installations are equipped with so-called level controls, or pads, with
which it is possible to turn off the sound coming from a given speaker.
Just because the sound is turned off in this manner doesn't mean you're
using less power. The same amount of power is being absorbed at the
speaker terminals. I It's simply all used up as heat in the wire-wound
resistor which makes up the speaker-control. The only way an amplifier
can be used for two speakers and still require the power calculated
for only one is if you actually switch the appropriate speaker in and
out, effectively disconnecting one terminal of each speaker not in use.
Tone Controls Use Power.
If your listening
room, your personal tastes, or any of countless other factors make you
want to add a little bass boost by means of the tone controls on your
amplifier, you'd better take that fact into account before you go shopping
for watts. Remember, a bass boost of only 3 db requires double the power-handling
capacity at certain frequencies than would be the case if all your tone
controls were set for flat response! Power and Frequency
As long as we're talking about specifications, there's
one the amplifier people could be a little more detailed about. Amplifiers,
as a rule, perform best for "middle" tones. The extremely low-pitched
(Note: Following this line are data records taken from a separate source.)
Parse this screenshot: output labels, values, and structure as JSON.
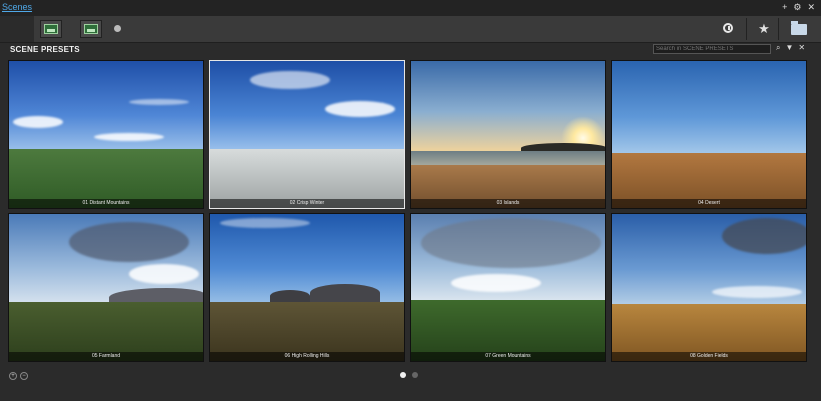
{
  "window": {
    "title": "Scenes",
    "controls": [
      "+",
      "⚙",
      "✕"
    ]
  },
  "toolbar": {
    "recent_icon": "clock-icon",
    "favorites_icon": "star-icon",
    "browse_icon": "folder-icon"
  },
  "panel": {
    "title": "SCENE PRESETS",
    "search_placeholder": "Search in SCENE PRESETS"
  },
  "presets": [
    {
      "label": "01 Distant Mountains"
    },
    {
      "label": "02 Crisp Winter"
    },
    {
      "label": "03 Islands"
    },
    {
      "label": "04 Desert"
    },
    {
      "label": "05 Farmland"
    },
    {
      "label": "06 High Rolling Hills"
    },
    {
      "label": "07 Green Mountains"
    },
    {
      "label": "08 Golden Fields"
    }
  ],
  "pagination": {
    "current_page": 1,
    "total_pages": 2
  },
  "colors": {
    "accent": "#4fa8e8",
    "background": "#2b2b2b",
    "selected_border": "#e6e6e6"
  }
}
and high-pitched tones are generally much harder to reproduce at high
power levels. An orchestra,
however, has instruments at both extremes
as well as in the "middle", and you'll notice from our graph that all
the frequencies need pretty much the same power for a given volume of
sound. Therefore, it's important to know not just that a given amplifier
produces a maximum undistorted power of "5 watts" or "10 watts" or even
"50 watts," but that it can produce that much power at all the frequencies
involved in musical reproduction, or at least from 30 cps to 15,000
cps. If this were not the case, certain instruments would be clear and
undistorted at maximum volume while others, such as the bass drum or
cymbals, might be annoyingly distorted at the same listening level.
The important thing to remember when choosing an amplifier is
that a high-fidelity system has to work properly as a whole, and that
the loudspeaker, listening room, and personal listening preferences
must be carefully considered before you can pin a number on the amount
of watts required. The right amount of watts, however, can really "make"
a hi-fi system. Posted